Bear in mind that the entire RF output of our planet (radio waves streaming into space) would not be detectable by Arecibo even 10 light years away. Move the source to a million light years, and remembering the inverse square law, gives you a sense of how much more power you'd need to make an isotropic emitter detectable. It's hard to imagine why an ET would want to do this, assuming they could marshall the stellar energies involved.
Python lets you dive in quickly, and it has two properties I like in a first language: It encourages good practices, and it's in the C-derived language group so what you learn transfers easily.
The only thing you lose with Python is some of Java's ability to do "real" programming directly. A kid can use Java to do Minecraft modding, and a college student can write Android apps. There aren't so many direct uses of Python. (Yes there are a lot of real-world uses for Python, but not for writing user-level apps.)
Autonomous cars, and now this. I have to say I'm not so eager to entrust my life to complex software. Working in software I've seen countless times that complex systems show behaviors the designers didn't intend. At a minimum I'd want to know what dead-simple failsafe mechanisms have been engineered in to recognize and handle unknown states.
I agree it's a technically flawed concept.
But in practical terms we have to recognize that information used to decay in a sense. In the old days of my youth, you couldn't make that newspaper clipping go away, but over time it would become buried and hard to find and access. (All of us over a certain age remember going through microfilm archives looking for articles. Even when you knew what you were looking for it was tedious.) So in a practical sense things mostly would be forgotten given enough time.
None of that exists any more in the era of digital information. Content creators have no incentive to take down stale content; it costs nothing to serve and accrues ad revenue. So everything sticks around forever. We like the fact that our hard drives have (nearly) perfect memories, but there's also an ambivalence. It's hard to say what the right answer is.
Perhaps the EU should start their own Ministry to censor
China at least has the common sense to do it that way.
He keeps doing it because there is a ton of money to be made by lawyers within the current system.
- Fees to create, file, and defend bogus patents
- Fees involved with court cases over bogus patents and patent trolls (some involving negotiated settlements of billions)
- Fees negotiating licensing deals, contracts, and other instruments felt necessary in the over-litigious environment

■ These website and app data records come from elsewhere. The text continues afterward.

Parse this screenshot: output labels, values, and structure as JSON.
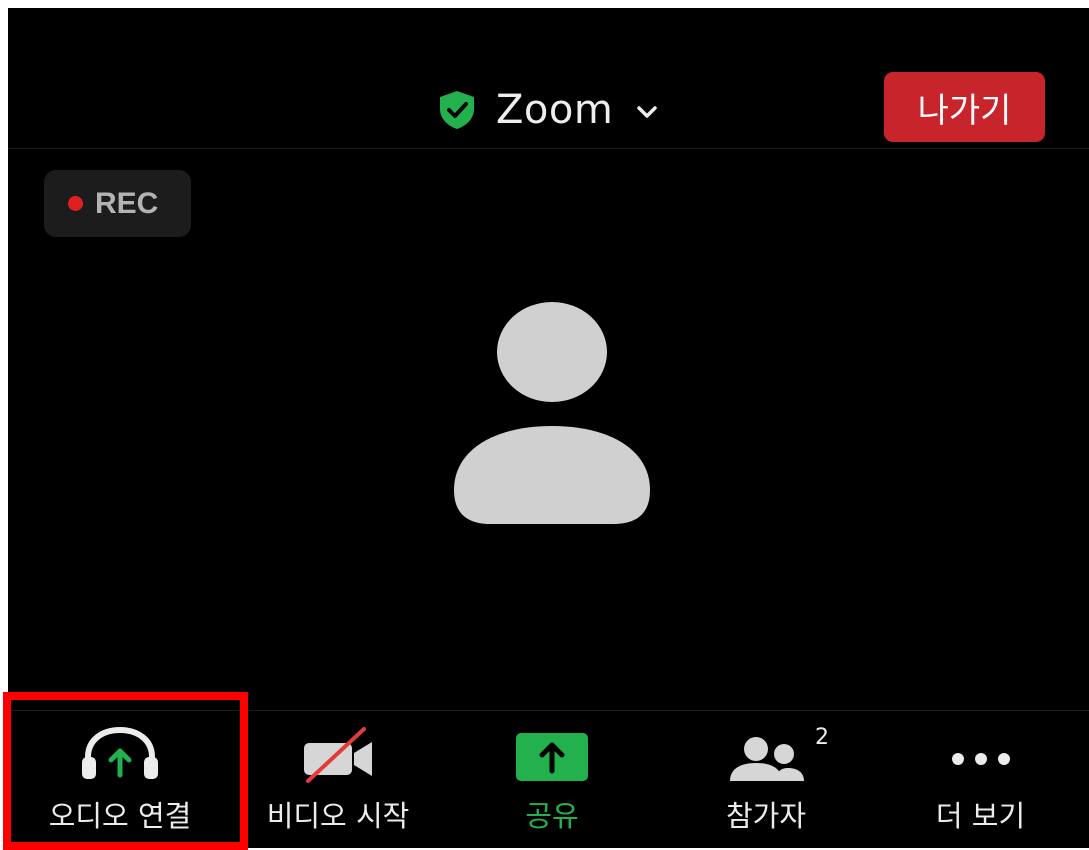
{
  "header": {
    "title": "Zoom",
    "leave_label": "나가기",
    "title_icon": "shield-check-icon",
    "dropdown_icon": "chevron-down-icon"
  },
  "rec_badge": {
    "label": "REC"
  },
  "participant": {
    "icon": "person-placeholder-icon"
  },
  "toolbar": {
    "items": [
      {
        "label": "오디오 연결",
        "icon": "headphones-icon"
      },
      {
        "label": "비디오 시작",
        "icon": "video-off-icon"
      },
      {
        "label": "공유",
        "icon": "share-screen-icon"
      },
      {
        "label": "참가자",
        "icon": "participants-icon",
        "count": "2"
      },
      {
        "label": "더 보기",
        "icon": "more-icon"
      }
    ]
  },
  "colors": {
    "background": "#000000",
    "leave_button": "#c8242b",
    "accent_green": "#22b14c",
    "rec_dot": "#e02020",
    "highlight": "#ff0000"
  }
}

Remember Obama is a lawyer and all his friends are too, and he (being a Democrat) gets a lot of financial backing from lawyers. Through that lens I think it's hard for him to see the downsides -- to innovation, to the business environment -- of the current system.